----- Material for this exercise -----
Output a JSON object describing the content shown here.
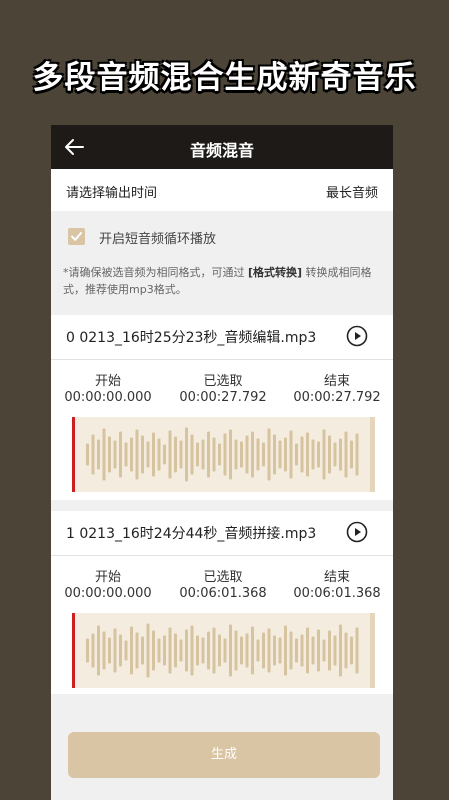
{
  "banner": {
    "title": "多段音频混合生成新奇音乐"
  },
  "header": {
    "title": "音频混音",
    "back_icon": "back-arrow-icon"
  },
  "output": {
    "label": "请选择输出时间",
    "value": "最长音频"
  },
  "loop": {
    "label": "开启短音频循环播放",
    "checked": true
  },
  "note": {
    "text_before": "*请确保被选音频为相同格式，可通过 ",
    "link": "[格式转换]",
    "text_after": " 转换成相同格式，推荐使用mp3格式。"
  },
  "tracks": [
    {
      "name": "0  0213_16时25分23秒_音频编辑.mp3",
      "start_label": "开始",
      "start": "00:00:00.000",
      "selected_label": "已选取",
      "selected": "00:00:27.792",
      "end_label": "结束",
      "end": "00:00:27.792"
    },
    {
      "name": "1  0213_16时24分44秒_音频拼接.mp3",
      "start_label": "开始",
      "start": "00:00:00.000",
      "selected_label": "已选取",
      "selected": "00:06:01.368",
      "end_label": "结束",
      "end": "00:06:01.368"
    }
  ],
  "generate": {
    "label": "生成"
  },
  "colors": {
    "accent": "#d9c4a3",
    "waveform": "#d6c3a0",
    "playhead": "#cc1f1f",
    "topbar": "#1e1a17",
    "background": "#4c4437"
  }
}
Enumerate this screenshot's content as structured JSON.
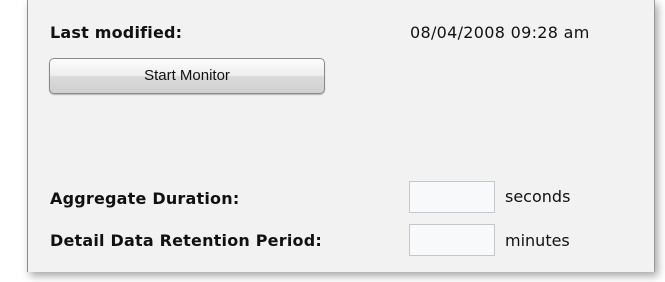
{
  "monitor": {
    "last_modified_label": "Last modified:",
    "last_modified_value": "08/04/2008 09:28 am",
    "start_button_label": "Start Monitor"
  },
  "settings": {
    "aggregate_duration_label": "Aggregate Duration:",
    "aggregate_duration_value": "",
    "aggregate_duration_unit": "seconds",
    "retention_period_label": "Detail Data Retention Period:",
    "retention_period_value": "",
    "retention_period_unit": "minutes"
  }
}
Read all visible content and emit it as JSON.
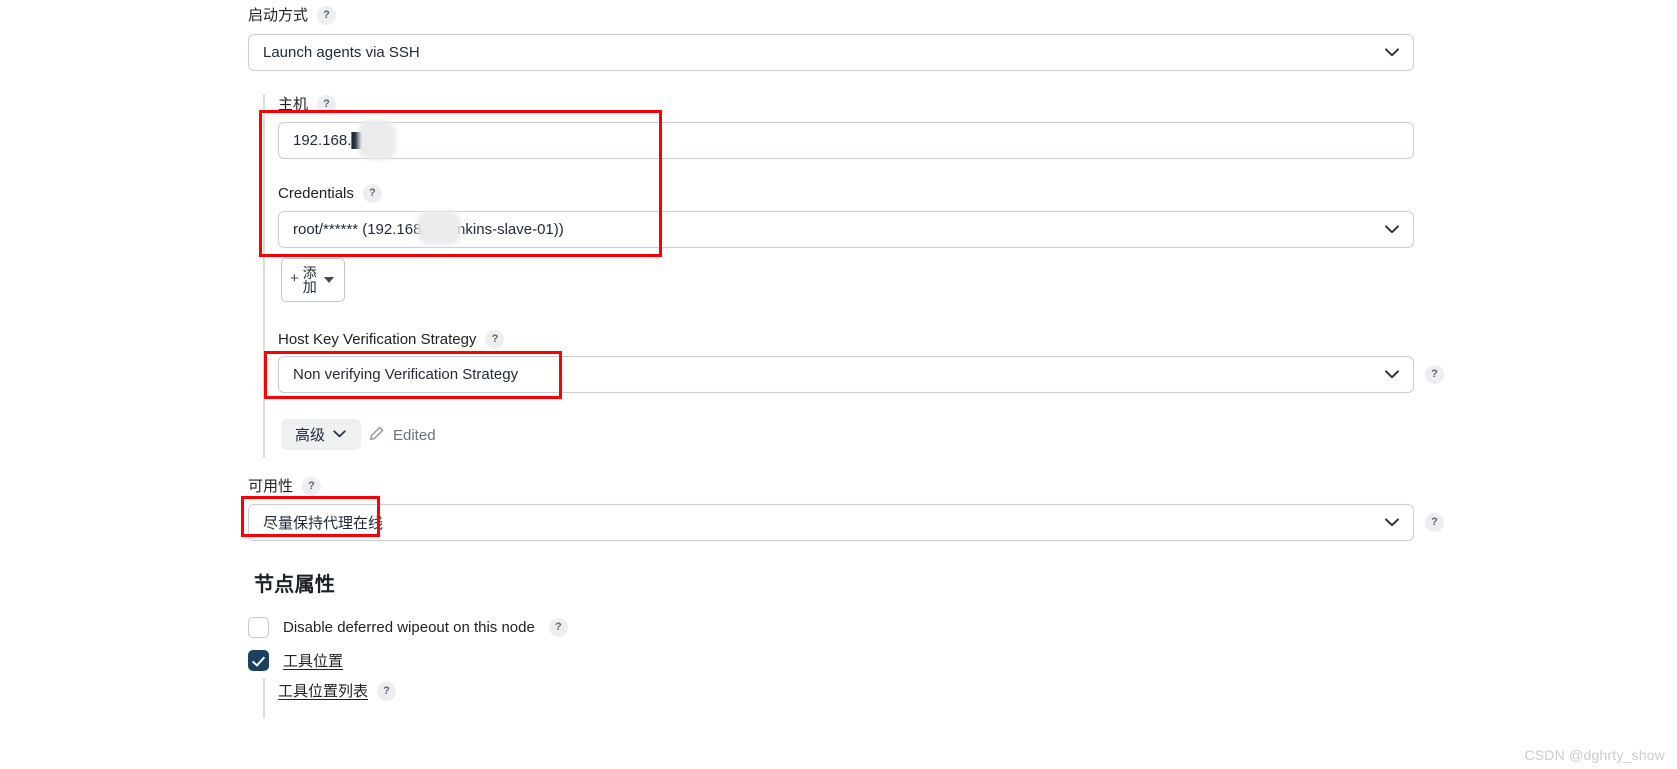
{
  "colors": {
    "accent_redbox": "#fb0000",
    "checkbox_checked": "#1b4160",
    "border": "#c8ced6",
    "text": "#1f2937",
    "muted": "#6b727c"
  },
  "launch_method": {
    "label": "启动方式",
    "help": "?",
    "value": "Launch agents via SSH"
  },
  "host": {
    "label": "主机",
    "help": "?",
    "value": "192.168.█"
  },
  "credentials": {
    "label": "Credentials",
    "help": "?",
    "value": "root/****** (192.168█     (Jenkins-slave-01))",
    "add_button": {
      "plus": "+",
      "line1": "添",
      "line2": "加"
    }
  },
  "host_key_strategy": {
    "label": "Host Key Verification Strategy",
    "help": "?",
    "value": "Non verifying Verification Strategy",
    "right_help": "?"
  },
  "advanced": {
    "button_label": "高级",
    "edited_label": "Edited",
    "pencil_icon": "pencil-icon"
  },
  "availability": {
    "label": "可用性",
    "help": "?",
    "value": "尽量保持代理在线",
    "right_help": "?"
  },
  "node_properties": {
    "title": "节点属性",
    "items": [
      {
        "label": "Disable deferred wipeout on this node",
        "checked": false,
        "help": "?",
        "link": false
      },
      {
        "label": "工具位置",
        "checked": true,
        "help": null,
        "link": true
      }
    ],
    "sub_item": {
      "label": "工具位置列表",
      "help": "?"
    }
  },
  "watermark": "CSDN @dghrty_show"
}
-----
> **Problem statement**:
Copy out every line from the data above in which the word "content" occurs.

> **Task response**:
Output a JSON object describing the content shown here.
Enumerate this screenshot's content as structured JSON.
Read all visible content and emit it as JSON.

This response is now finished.